Campaign push to 'vote shame' people leads to backlash

Voters across the country are decrying “vote shaming” efforts after receiving “voting report cards” and reminders that whether they vote in elections is public record.

Residents in Arizona, Florida, Oregon, Texas and elsewhere have reported receiving the “voting report cards” in the mail, which assign a rating to them depending on how often they voted in the last elections.

The mailers are not sent by local governments but by political groups and campaigns as part of an innovative -- and a bit creepy -- get-out-the-vote effort.

In most states, such stats are public record. But the personalized targeting has led to somewhat of a backlash.

"I would never try a tactic like that. If I’m the poor voter and you compare me to everybody else, I might vote, but I’m not going to be happy about being publicized that way."

— Tennessee resident Maggie Carini

"I would never try a tactic like that. If I’m the poor voter and you compare me to everybody else, I might vote, but I’m not going to be happy about being publicized that way," Tennessee resident Maggie Carini told the Knoxville News Sentinel after receiving one such mailer, calling it "smarmy."

“I thought it was humiliating,” a voter in Texas told WFAA when she found out her voting record was lower than her neighbors' thanks to the leaflet she received. “I had the lowest grade. Obviously, that would be an embarrassment to anybody, like having the lowest grade in school and making me look bad in front of my neighbors."

The Democratic Party of Oregon sent out a mailer to people comparing their voting frequency with their “local community.”

“Who you vote for is private, but whether or not you vote is public information,” the mailer reads, according to the Willamette Week. “We are sending this voter report care to show how often you vote and to help you keep track of how you're doing.”

Democratic Candidate Scott Wallace, running in one of the key House races in Pennsylvania’s 1st Congressional District, distributed door hangers in the district with a similar message that voters’ participation in the election is public record.

Despite the angst caused by the mailers, there's no legal case to stop such mailers from being distributed. However, the use of text messages to boost turnout, which are subject to strict regulations, is at the center of one legal battle.

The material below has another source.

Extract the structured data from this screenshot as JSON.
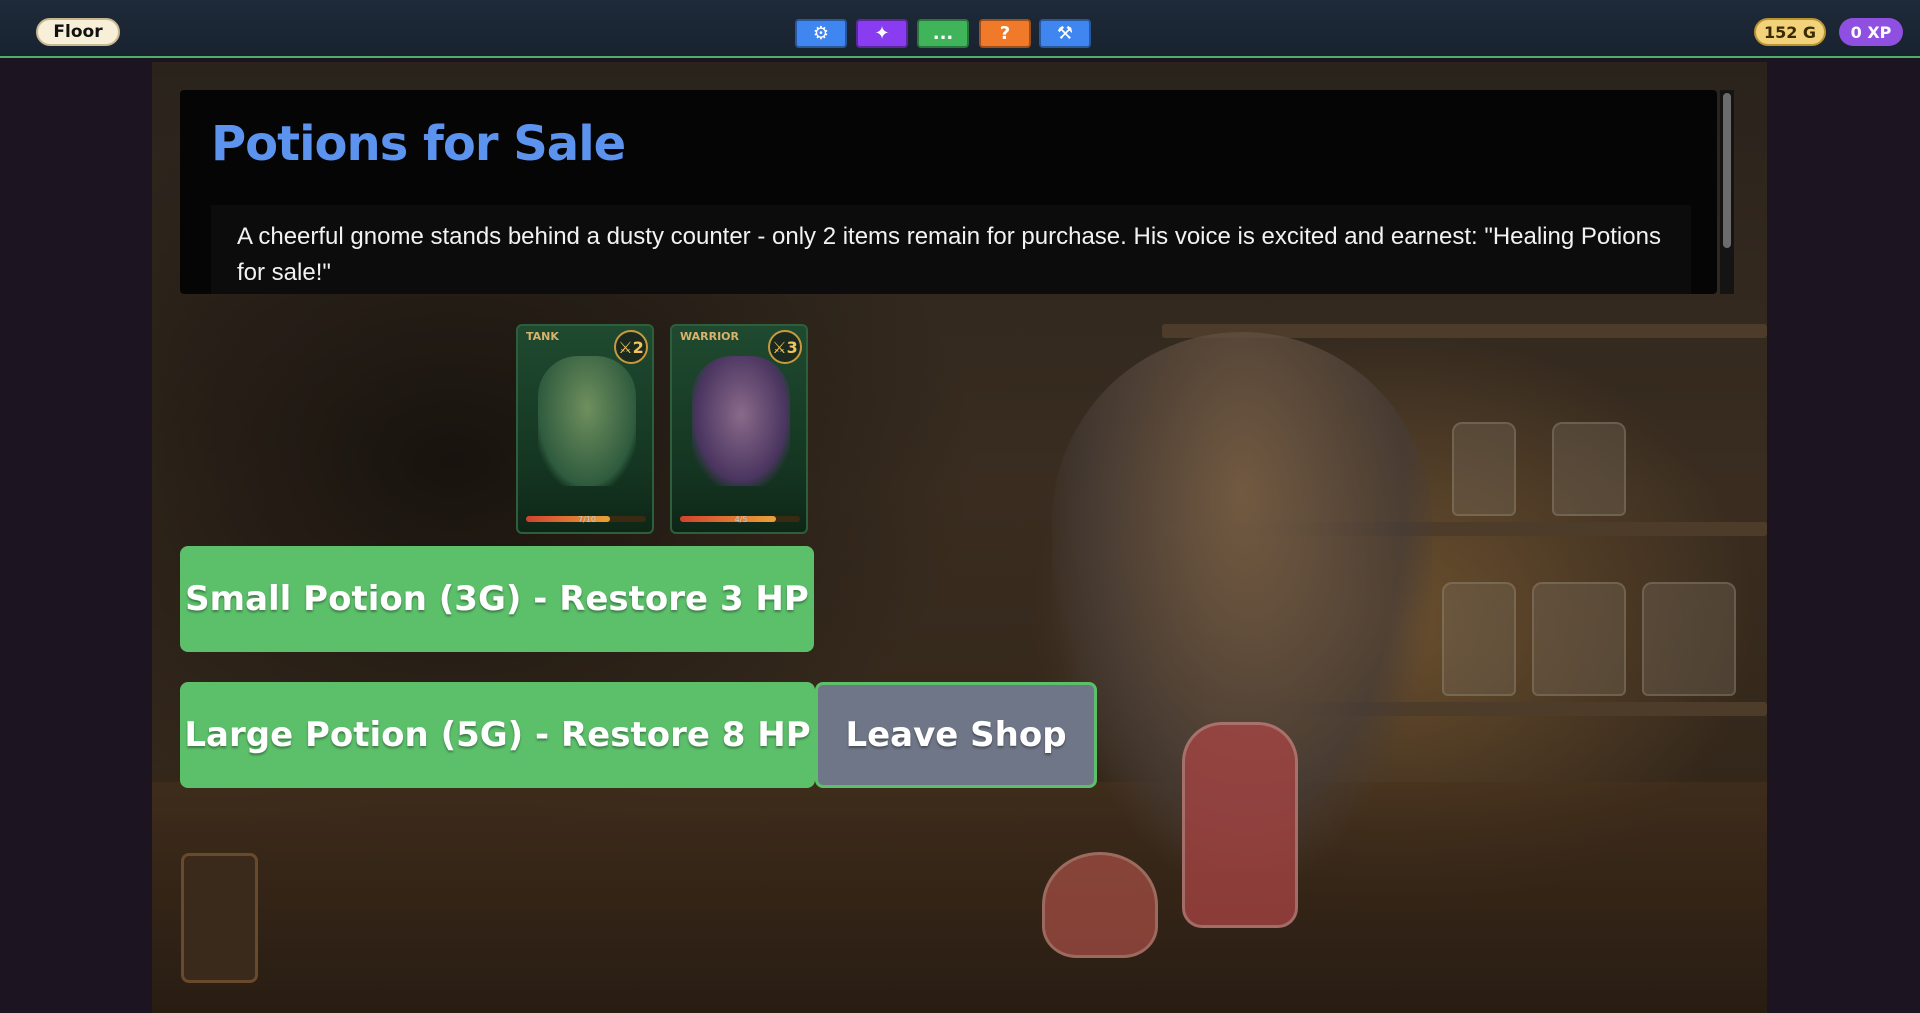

The U.S. Senate campaign of Democrat Beto O'Rourke has recently been accused of going over-the-top with such relentless text messages in a bid to engage with potential voters. His campaign is facing a class-action lawsuit for allegedly sending text messages without obtaining prior permission, therefore violating the Telephone Consumer Protection Act.

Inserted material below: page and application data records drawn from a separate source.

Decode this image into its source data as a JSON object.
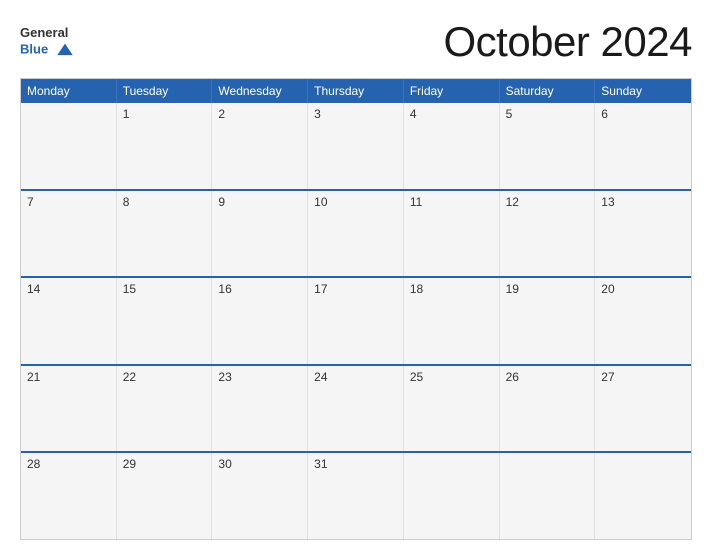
{
  "header": {
    "logo_line1": "General",
    "logo_line2": "Blue",
    "title": "October 2024"
  },
  "calendar": {
    "days_of_week": [
      "Monday",
      "Tuesday",
      "Wednesday",
      "Thursday",
      "Friday",
      "Saturday",
      "Sunday"
    ],
    "rows": [
      [
        {
          "day": "",
          "empty": true
        },
        {
          "day": "1"
        },
        {
          "day": "2"
        },
        {
          "day": "3"
        },
        {
          "day": "4"
        },
        {
          "day": "5"
        },
        {
          "day": "6"
        }
      ],
      [
        {
          "day": "7"
        },
        {
          "day": "8"
        },
        {
          "day": "9"
        },
        {
          "day": "10"
        },
        {
          "day": "11"
        },
        {
          "day": "12"
        },
        {
          "day": "13"
        }
      ],
      [
        {
          "day": "14"
        },
        {
          "day": "15"
        },
        {
          "day": "16"
        },
        {
          "day": "17"
        },
        {
          "day": "18"
        },
        {
          "day": "19"
        },
        {
          "day": "20"
        }
      ],
      [
        {
          "day": "21"
        },
        {
          "day": "22"
        },
        {
          "day": "23"
        },
        {
          "day": "24"
        },
        {
          "day": "25"
        },
        {
          "day": "26"
        },
        {
          "day": "27"
        }
      ],
      [
        {
          "day": "28"
        },
        {
          "day": "29"
        },
        {
          "day": "30"
        },
        {
          "day": "31"
        },
        {
          "day": "",
          "empty": true
        },
        {
          "day": "",
          "empty": true
        },
        {
          "day": "",
          "empty": true
        }
      ]
    ]
  }
}
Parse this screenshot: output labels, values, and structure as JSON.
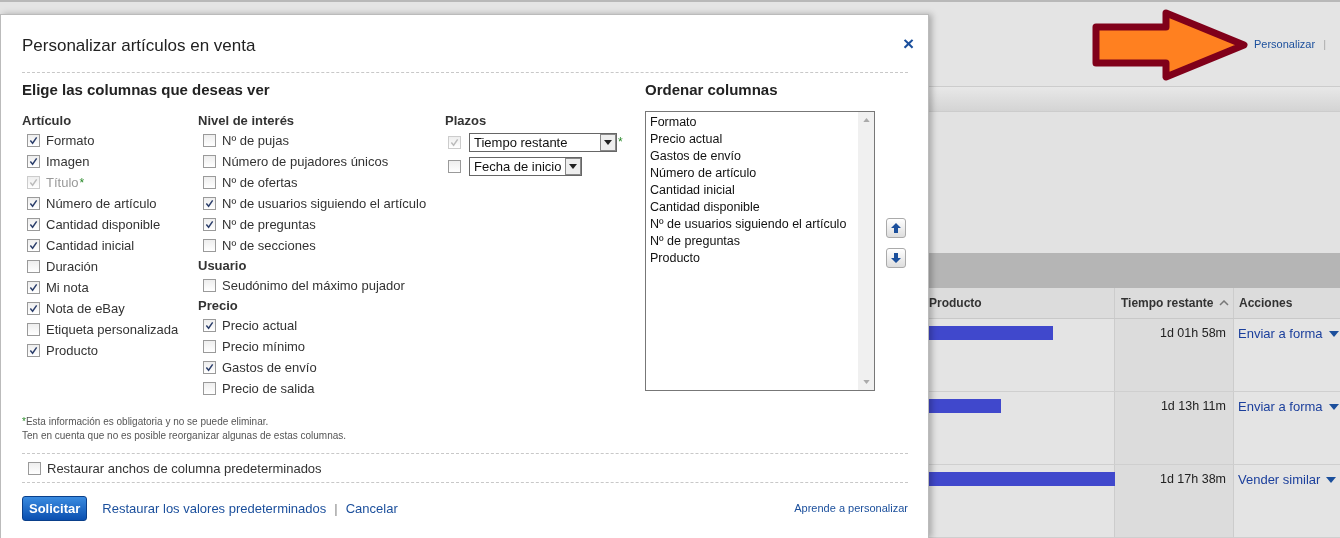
{
  "dialog": {
    "title": "Personalizar artículos en venta",
    "close": "×",
    "section_title": "Elige las columnas que deseas ver",
    "columns": [
      [
        {
          "heading": "Artículo",
          "items": [
            {
              "label": "Formato",
              "checked": true,
              "disabled": false
            },
            {
              "label": "Imagen",
              "checked": true,
              "disabled": false
            },
            {
              "label": "Título",
              "checked": true,
              "disabled": true,
              "note": "*"
            },
            {
              "label": "Número de artículo",
              "checked": true,
              "disabled": false
            },
            {
              "label": "Cantidad disponible",
              "checked": true,
              "disabled": false
            },
            {
              "label": "Cantidad inicial",
              "checked": true,
              "disabled": false
            },
            {
              "label": "Duración",
              "checked": false,
              "disabled": false
            },
            {
              "label": "Mi nota",
              "checked": true,
              "disabled": false
            },
            {
              "label": "Nota de eBay",
              "checked": true,
              "disabled": false
            },
            {
              "label": "Etiqueta personalizada",
              "checked": false,
              "disabled": false
            },
            {
              "label": "Producto",
              "checked": true,
              "disabled": false
            }
          ]
        }
      ],
      [
        {
          "heading": "Nivel de interés",
          "items": [
            {
              "label": "Nº de pujas",
              "checked": false,
              "disabled": false
            },
            {
              "label": "Número de pujadores únicos",
              "checked": false,
              "disabled": false
            },
            {
              "label": "Nº de ofertas",
              "checked": false,
              "disabled": false
            },
            {
              "label": "Nº de usuarios siguiendo el artículo",
              "checked": true,
              "disabled": false
            },
            {
              "label": "Nº de preguntas",
              "checked": true,
              "disabled": false
            },
            {
              "label": "Nº de secciones",
              "checked": false,
              "disabled": false
            }
          ]
        },
        {
          "heading": "Usuario",
          "items": [
            {
              "label": "Seudónimo del máximo pujador",
              "checked": false,
              "disabled": false
            }
          ]
        },
        {
          "heading": "Precio",
          "items": [
            {
              "label": "Precio actual",
              "checked": true,
              "disabled": false
            },
            {
              "label": "Precio mínimo",
              "checked": false,
              "disabled": false
            },
            {
              "label": "Gastos de envío",
              "checked": true,
              "disabled": false
            },
            {
              "label": "Precio de salida",
              "checked": false,
              "disabled": false
            }
          ]
        }
      ]
    ],
    "plazos": {
      "heading": "Plazos",
      "items": [
        {
          "value": "Tiempo restante",
          "checked": true,
          "disabled": true,
          "note": "*"
        },
        {
          "value": "Fecha de inicio",
          "checked": false,
          "disabled": false
        }
      ]
    },
    "order": {
      "heading": "Ordenar columnas",
      "items": [
        "Formato",
        "Precio actual",
        "Gastos de envío",
        "Número de artículo",
        "Cantidad inicial",
        "Cantidad disponible",
        "Nº de usuarios siguiendo el artículo",
        "Nº de preguntas",
        "Producto"
      ]
    },
    "footnotes": [
      {
        "mark": "*",
        "text": "Esta información es obligatoria y no se puede eliminar."
      },
      {
        "text": "Ten en cuenta que no es posible reorganizar algunas de estas columnas."
      }
    ],
    "restore_widths": {
      "label": "Restaurar anchos de columna predeterminados",
      "checked": false
    },
    "submit": "Solicitar",
    "restore_link": "Restaurar los valores predeterminados",
    "separator": "|",
    "cancel": "Cancelar",
    "help_link": "Aprende a personalizar"
  },
  "background": {
    "customize_link": "Personalizar",
    "separator": "|",
    "table": {
      "columns": [
        "Producto",
        "Tiempo restante",
        "Acciones"
      ],
      "rows": [
        {
          "time": "1d 01h 58m",
          "action": "Enviar a forma"
        },
        {
          "time": "1d 13h 11m",
          "action": "Enviar a forma"
        },
        {
          "time": "1d 17h 38m",
          "action": "Vender similar"
        }
      ]
    }
  }
}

TEXAS DEMOCRAT BETO O'ROURKE'S SENATE CAMPAIGN SUED OVER UNWANTED TEXT MESSAGES

Attempts to shame voters were found on the other side as well, with Club for Growth Action, a PAC supporting Republican candidates, sending out mailers in Texas and Missouri that contain neighbors’ voting ratings.

The mailer reportedly listed a person’s voting frequency and compared it with four neighbors and claimed that “your neighbors are doing their part.”

“For us, we both thought it was kind of to shame us,” Jera Cofield, who got such a mailer, told KMOV.

"For us, we both thought it was kind of to shame us."

— Jera Cofield 

The New York Republican State Committee also sent out a mailer with the message that whether someone participates in the election is a matter of public record.

But New York’s GOP spokeswoman, Jessica Proud, told The Post-Standard that the letter wasn’t a nefarious attempt at shaming voters into voting.

“It's not to shame them. It's to remind people to get out to vote and the importance to vote,” she said.